### PROBLEM DESCRIPTION
Exact reproduction of every record is required, and pictures are to be excluded.

### Records contained in a dataset
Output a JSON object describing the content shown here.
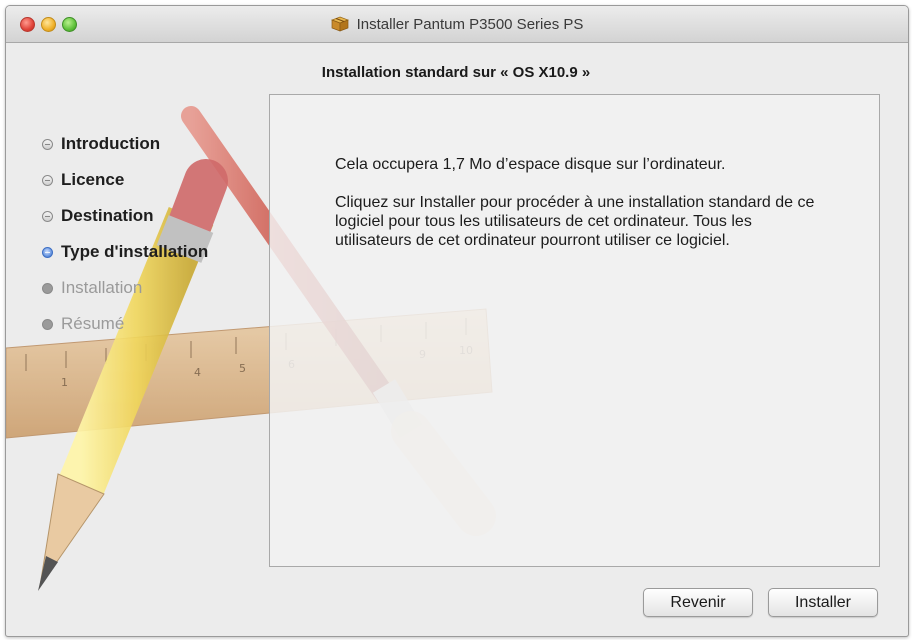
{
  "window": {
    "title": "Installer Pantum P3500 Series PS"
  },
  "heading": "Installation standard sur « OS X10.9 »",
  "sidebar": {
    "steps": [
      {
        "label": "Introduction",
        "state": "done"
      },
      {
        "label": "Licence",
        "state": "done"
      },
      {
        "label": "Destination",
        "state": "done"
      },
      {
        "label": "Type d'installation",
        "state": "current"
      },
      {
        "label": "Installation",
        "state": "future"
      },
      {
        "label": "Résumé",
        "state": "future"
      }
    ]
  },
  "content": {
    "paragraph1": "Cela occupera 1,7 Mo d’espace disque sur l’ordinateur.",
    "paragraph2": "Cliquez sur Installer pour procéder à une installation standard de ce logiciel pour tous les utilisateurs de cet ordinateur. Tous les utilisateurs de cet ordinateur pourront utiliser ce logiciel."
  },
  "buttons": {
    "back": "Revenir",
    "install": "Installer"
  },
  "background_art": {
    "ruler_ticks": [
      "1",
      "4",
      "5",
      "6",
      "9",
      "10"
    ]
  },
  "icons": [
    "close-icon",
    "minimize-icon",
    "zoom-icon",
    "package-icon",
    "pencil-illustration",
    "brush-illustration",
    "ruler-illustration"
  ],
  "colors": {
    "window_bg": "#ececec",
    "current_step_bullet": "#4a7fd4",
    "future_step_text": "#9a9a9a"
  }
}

### TASK SOLUTION
Output a JSON object describing the content shown here.
{
  "window": {
    "title": "Installer Pantum P3500 Series PS"
  },
  "heading": "Installation standard sur « OS X10.9 »",
  "sidebar": {
    "steps": [
      {
        "label": "Introduction",
        "state": "done"
      },
      {
        "label": "Licence",
        "state": "done"
      },
      {
        "label": "Destination",
        "state": "done"
      },
      {
        "label": "Type d'installation",
        "state": "current"
      },
      {
        "label": "Installation",
        "state": "future"
      },
      {
        "label": "Résumé",
        "state": "future"
      }
    ]
  },
  "content": {
    "paragraph1": "Cela occupera 1,7 Mo d’espace disque sur l’ordinateur.",
    "paragraph2": "Cliquez sur Installer pour procéder à une installation standard de ce logiciel pour tous les utilisateurs de cet ordinateur. Tous les utilisateurs de cet ordinateur pourront utiliser ce logiciel."
  },
  "buttons": {
    "back": "Revenir",
    "install": "Installer"
  },
  "background_art": {
    "ruler_ticks": [
      "1",
      "4",
      "5",
      "6",
      "9",
      "10"
    ]
  },
  "icons": [
    "close-icon",
    "minimize-icon",
    "zoom-icon",
    "package-icon",
    "pencil-illustration",
    "brush-illustration",
    "ruler-illustration"
  ],
  "colors": {
    "window_bg": "#ececec",
    "current_step_bullet": "#4a7fd4",
    "future_step_text": "#9a9a9a"
  }
}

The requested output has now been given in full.